and the function f is balanced if and only if the probability to measure $|00 \rangle$ is zero.

Let us now turn this into Python code using Qiskit. I found it useful to create subroutines that act on a given circuit and build parts of the circuit which can then be tested independently from each other on a simulator before combining them. Here is the code to create the oracle for our balanced function f.

def createOracleBalanced(q,c):
circuit = QuantumCircuit(q,c)
circuit.cx(q[0], q[2])
circuit.cx(q[1], q[2])
circuit.barrier(q)
return circuit


Similarly, we can write routines that create the initial state and join the ancilla qubit.

def createInitialState(circuit):
circuit.h(q[0])
circuit.h(q[1])
circuit.barrier(q)

circuit.x(q[2])
circuit.h(q[2])
circuit.barrier(q)


Finally, we need to be able to uncompute the ancilla and to add the final measurements.

def uncomputeAncilla(circuit):
circuit.h(q[2])
circuit.x(q[2])
circuit.barrier(q)

circuit.h(q[0])
circuit.h(q[1])
circuit.barrier(q)
circuit.measure(q[0], c[0])
circuit.measure(q[1], c[1])
circuit.barrier(q)


A word on barriers. In this example code, we have added barriers after each part of the circuit. Barriers are an element of the OpenQASM specification and instruct the compiler not to combine gates placed on different sides of a barrier during optimization. In Qiskit, barriers have the additional benefit of structuring the visualization of a circuit, and this is the main reason I have included them here. In an optimized version, it would probably be safe to remove them.

After all these preparations, it is now easy to compile the full circuit. This is done by the following code snippet – note that we can apply the + operator to two circuits to tell Qiskit to concatenate the circuits.

q = QuantumRegister(3,"q")
c = ClassicalRegister(3,"c")
circuit = QuantumCircuit(q,c)
createInitialState(circuit)
circuit = circuit + (createOracleBalanced(q,c))
uncomputeAncilla(circuit)

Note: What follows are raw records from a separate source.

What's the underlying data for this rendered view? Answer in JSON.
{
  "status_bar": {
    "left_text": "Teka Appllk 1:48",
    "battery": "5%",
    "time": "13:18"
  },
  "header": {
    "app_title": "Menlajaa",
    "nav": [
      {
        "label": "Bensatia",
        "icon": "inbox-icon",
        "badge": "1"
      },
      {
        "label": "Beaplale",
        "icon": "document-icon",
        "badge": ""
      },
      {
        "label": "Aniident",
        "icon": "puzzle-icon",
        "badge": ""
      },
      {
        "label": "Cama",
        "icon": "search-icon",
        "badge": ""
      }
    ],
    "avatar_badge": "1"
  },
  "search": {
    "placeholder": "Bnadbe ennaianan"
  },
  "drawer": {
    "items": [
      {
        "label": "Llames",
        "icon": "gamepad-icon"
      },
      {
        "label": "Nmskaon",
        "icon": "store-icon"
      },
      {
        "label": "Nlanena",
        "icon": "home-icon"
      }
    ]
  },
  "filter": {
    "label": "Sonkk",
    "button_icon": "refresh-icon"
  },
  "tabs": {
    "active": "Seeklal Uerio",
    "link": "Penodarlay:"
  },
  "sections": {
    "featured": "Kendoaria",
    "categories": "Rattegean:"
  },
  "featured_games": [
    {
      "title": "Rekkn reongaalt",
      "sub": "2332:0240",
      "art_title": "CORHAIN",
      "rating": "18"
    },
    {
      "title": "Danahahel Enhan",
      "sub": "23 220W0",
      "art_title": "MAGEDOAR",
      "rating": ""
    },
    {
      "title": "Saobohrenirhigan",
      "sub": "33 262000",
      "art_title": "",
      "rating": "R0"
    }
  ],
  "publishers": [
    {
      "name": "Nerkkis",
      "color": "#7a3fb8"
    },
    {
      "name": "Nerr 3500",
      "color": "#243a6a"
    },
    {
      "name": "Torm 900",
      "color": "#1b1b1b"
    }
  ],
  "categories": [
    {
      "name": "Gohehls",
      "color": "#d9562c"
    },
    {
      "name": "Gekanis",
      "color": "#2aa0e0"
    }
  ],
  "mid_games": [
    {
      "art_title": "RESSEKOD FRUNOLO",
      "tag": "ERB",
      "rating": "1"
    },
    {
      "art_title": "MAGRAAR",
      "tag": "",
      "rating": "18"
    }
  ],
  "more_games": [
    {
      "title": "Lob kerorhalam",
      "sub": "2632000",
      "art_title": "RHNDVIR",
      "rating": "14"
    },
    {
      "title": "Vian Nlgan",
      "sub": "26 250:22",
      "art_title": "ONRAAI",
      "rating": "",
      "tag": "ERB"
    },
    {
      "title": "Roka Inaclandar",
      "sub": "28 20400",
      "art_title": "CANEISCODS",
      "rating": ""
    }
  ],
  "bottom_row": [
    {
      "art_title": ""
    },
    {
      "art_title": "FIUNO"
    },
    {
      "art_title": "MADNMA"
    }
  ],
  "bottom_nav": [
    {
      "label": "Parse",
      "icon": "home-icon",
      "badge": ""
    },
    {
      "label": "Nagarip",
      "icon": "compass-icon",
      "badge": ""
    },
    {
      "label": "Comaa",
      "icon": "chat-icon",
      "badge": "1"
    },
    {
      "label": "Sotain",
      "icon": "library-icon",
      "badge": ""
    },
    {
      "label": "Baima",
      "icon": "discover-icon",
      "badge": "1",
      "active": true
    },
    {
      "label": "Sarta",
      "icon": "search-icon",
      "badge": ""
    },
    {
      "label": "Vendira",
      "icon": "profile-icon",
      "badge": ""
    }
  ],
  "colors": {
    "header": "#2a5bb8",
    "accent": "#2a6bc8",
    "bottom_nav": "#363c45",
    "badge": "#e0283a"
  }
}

Of course this simplification hinges on the special choice of the function f. Nevertheless, it is useful – fewer gates mean fewer errors. If we compare the error rates of the optimized circuit with the new circuit, we find that while the original version had an error (i.e. an unexpected amplitude of $|00 \rangle$) of roughly 10%, a run with the optimized circuit showed an error of only 5,5%.